Website and app data records
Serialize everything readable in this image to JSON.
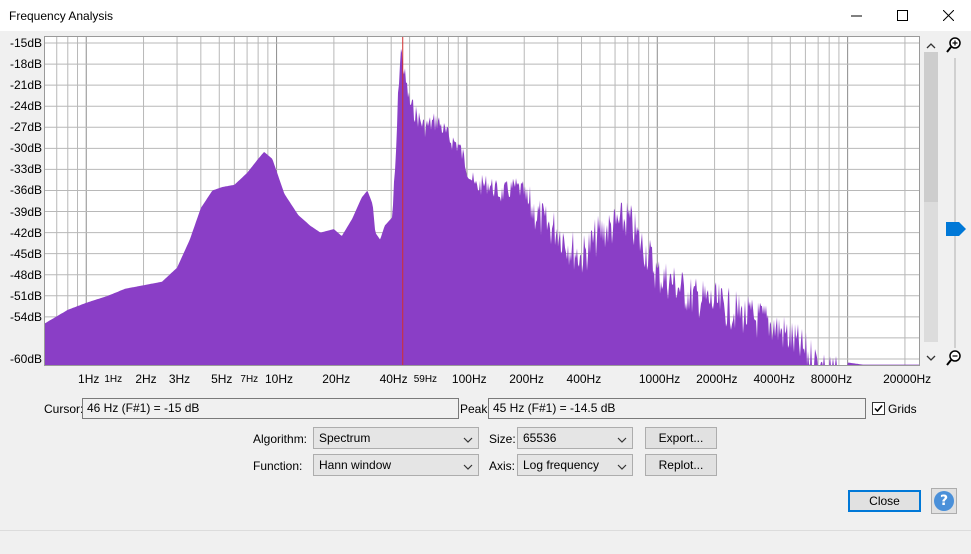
{
  "window": {
    "title": "Frequency Analysis",
    "icons": [
      "minimize-icon",
      "maximize-icon",
      "close-icon"
    ]
  },
  "chart_data": {
    "type": "area",
    "xscale": "log",
    "xlim": [
      0.6,
      24000
    ],
    "ylim": [
      -61,
      -14
    ],
    "y_ticks": [
      "-15dB",
      "-18dB",
      "-21dB",
      "-24dB",
      "-27dB",
      "-30dB",
      "-33dB",
      "-36dB",
      "-39dB",
      "-42dB",
      "-45dB",
      "-48dB",
      "-51dB",
      "-54dB",
      "-60dB"
    ],
    "x_ticks": [
      "1Hz",
      "1Hz",
      "2Hz",
      "3Hz",
      "5Hz",
      "7Hz",
      "10Hz",
      "20Hz",
      "40Hz",
      "59Hz",
      "100Hz",
      "200Hz",
      "400Hz",
      "1000Hz",
      "2000Hz",
      "4000Hz",
      "8000Hz",
      "20000Hz"
    ],
    "grid": true,
    "fill_color": "#8a3ec6",
    "cursor_line_color": "#d03030",
    "cursor_hz": 46,
    "envelope": [
      [
        0.6,
        -55
      ],
      [
        0.8,
        -53
      ],
      [
        1,
        -52
      ],
      [
        1.3,
        -51
      ],
      [
        1.6,
        -50
      ],
      [
        2,
        -49.5
      ],
      [
        2.5,
        -49
      ],
      [
        3,
        -47
      ],
      [
        3.5,
        -43
      ],
      [
        4,
        -38.5
      ],
      [
        4.6,
        -36
      ],
      [
        5.2,
        -35.5
      ],
      [
        6,
        -35.2
      ],
      [
        7,
        -33.5
      ],
      [
        8,
        -31.5
      ],
      [
        8.6,
        -30.5
      ],
      [
        9.5,
        -31.5
      ],
      [
        11,
        -36.5
      ],
      [
        13,
        -39.5
      ],
      [
        15,
        -41
      ],
      [
        17,
        -42
      ],
      [
        20,
        -41.5
      ],
      [
        22,
        -42.5
      ],
      [
        25,
        -40
      ],
      [
        28,
        -37
      ],
      [
        30,
        -36
      ],
      [
        32,
        -38
      ],
      [
        33,
        -42
      ],
      [
        35,
        -43
      ],
      [
        37,
        -41
      ],
      [
        40,
        -40
      ],
      [
        42,
        -32
      ],
      [
        44,
        -18
      ],
      [
        45,
        -14.5
      ],
      [
        47,
        -18
      ],
      [
        50,
        -22
      ],
      [
        55,
        -24
      ],
      [
        60,
        -25.5
      ],
      [
        70,
        -24.5
      ],
      [
        80,
        -27
      ],
      [
        90,
        -28
      ],
      [
        100,
        -31
      ],
      [
        110,
        -34
      ],
      [
        130,
        -33.5
      ],
      [
        150,
        -35
      ],
      [
        180,
        -34
      ],
      [
        220,
        -35.5
      ],
      [
        260,
        -38
      ],
      [
        300,
        -38.5
      ],
      [
        350,
        -41
      ],
      [
        400,
        -42.5
      ],
      [
        500,
        -39
      ],
      [
        600,
        -38
      ],
      [
        700,
        -37
      ],
      [
        800,
        -40
      ],
      [
        900,
        -42
      ],
      [
        1000,
        -45
      ],
      [
        1200,
        -46
      ],
      [
        1500,
        -48
      ],
      [
        2000,
        -49
      ],
      [
        2500,
        -50
      ],
      [
        3000,
        -51
      ],
      [
        4000,
        -52
      ],
      [
        5000,
        -54
      ],
      [
        6000,
        -56
      ],
      [
        8000,
        -59
      ],
      [
        10000,
        -60.5
      ],
      [
        12000,
        -60.8
      ],
      [
        24000,
        -60.8
      ]
    ]
  },
  "cursor": {
    "label": "Cursor:",
    "value": "46 Hz (F#1) = -15 dB"
  },
  "peak": {
    "label": "Peak:",
    "value": "45 Hz (F#1) = -14.5 dB"
  },
  "grids": {
    "label": "Grids",
    "checked": true
  },
  "controls": {
    "algorithm": {
      "label": "Algorithm:",
      "value": "Spectrum"
    },
    "function": {
      "label": "Function:",
      "value": "Hann window"
    },
    "size": {
      "label": "Size:",
      "value": "65536"
    },
    "axis": {
      "label": "Axis:",
      "value": "Log frequency"
    },
    "export_label": "Export...",
    "replot_label": "Replot...",
    "close_label": "Close",
    "help_label": "?"
  },
  "zoom": {
    "icons": [
      "zoom-in-icon",
      "zoom-out-icon"
    ],
    "level": 0.67
  }
}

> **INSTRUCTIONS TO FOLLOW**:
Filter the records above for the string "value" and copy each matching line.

> **SOLUTION BELOW**:
    "value": "46 Hz (F#1) = -15 dB"
    "value": "45 Hz (F#1) = -14.5 dB"
      "value": "Spectrum"
      "value": "Hann window"
      "value": "65536"
      "value": "Log frequency"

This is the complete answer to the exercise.